Page and application data records:
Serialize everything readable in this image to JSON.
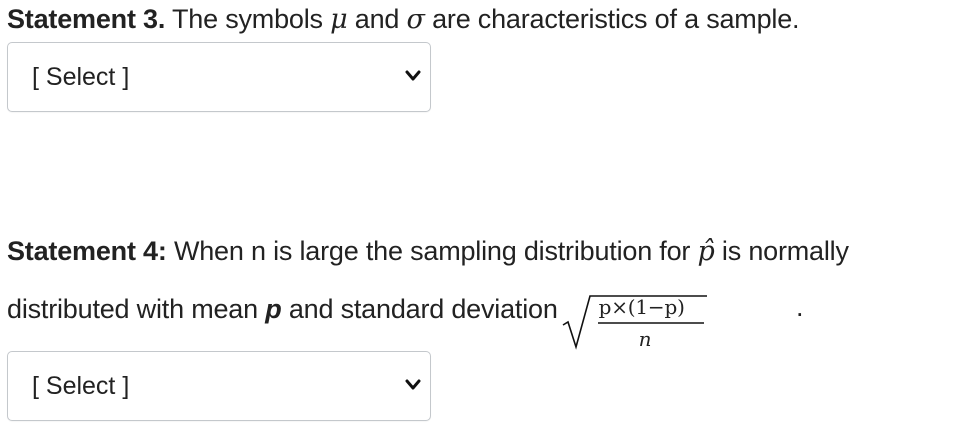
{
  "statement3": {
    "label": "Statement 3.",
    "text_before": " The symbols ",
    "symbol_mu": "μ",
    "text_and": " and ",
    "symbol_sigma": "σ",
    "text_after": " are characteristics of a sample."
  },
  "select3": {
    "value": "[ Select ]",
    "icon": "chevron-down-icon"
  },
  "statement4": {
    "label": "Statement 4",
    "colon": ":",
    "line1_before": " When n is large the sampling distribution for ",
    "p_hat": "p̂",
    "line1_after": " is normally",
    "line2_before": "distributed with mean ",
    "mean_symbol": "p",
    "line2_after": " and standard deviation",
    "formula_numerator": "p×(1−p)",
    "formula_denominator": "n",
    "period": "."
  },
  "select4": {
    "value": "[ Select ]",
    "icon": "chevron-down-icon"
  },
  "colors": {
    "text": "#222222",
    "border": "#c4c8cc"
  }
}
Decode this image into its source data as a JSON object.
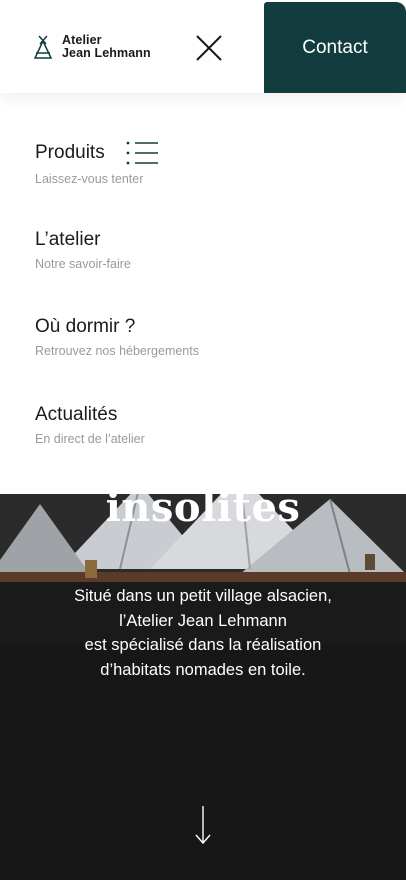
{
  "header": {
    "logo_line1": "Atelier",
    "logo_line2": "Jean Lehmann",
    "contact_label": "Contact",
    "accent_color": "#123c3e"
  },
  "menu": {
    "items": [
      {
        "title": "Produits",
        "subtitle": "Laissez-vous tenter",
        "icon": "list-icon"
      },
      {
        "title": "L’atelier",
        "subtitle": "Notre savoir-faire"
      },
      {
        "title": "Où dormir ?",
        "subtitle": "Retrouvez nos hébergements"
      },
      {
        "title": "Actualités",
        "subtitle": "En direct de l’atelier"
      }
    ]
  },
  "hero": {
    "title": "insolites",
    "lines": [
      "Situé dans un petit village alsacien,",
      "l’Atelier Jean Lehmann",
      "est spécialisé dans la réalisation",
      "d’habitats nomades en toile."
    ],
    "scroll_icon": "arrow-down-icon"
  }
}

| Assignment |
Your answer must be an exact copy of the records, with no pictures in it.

| Answer section |
Serialize everything readable in this image to JSON.
{
  "statement3": {
    "label": "Statement 3.",
    "text_before": " The symbols ",
    "symbol_mu": "μ",
    "text_and": " and ",
    "symbol_sigma": "σ",
    "text_after": " are characteristics of a sample."
  },
  "select3": {
    "value": "[ Select ]",
    "icon": "chevron-down-icon"
  },
  "statement4": {
    "label": "Statement 4",
    "colon": ":",
    "line1_before": " When n is large the sampling distribution for ",
    "p_hat": "p̂",
    "line1_after": " is normally",
    "line2_before": "distributed with mean ",
    "mean_symbol": "p",
    "line2_after": " and standard deviation",
    "formula_numerator": "p×(1−p)",
    "formula_denominator": "n",
    "period": "."
  },
  "select4": {
    "value": "[ Select ]",
    "icon": "chevron-down-icon"
  },
  "colors": {
    "text": "#222222",
    "border": "#c4c8cc"
  }
}
Decode this image into its source data as a JSON object.
{
  "header": {
    "logo_line1": "Atelier",
    "logo_line2": "Jean Lehmann",
    "contact_label": "Contact",
    "accent_color": "#123c3e"
  },
  "menu": {
    "items": [
      {
        "title": "Produits",
        "subtitle": "Laissez-vous tenter",
        "icon": "list-icon"
      },
      {
        "title": "L’atelier",
        "subtitle": "Notre savoir-faire"
      },
      {
        "title": "Où dormir ?",
        "subtitle": "Retrouvez nos hébergements"
      },
      {
        "title": "Actualités",
        "subtitle": "En direct de l’atelier"
      }
    ]
  },
  "hero": {
    "title": "insolites",
    "lines": [
      "Situé dans un petit village alsacien,",
      "l’Atelier Jean Lehmann",
      "est spécialisé dans la réalisation",
      "d’habitats nomades en toile."
    ],
    "scroll_icon": "arrow-down-icon"
  }
}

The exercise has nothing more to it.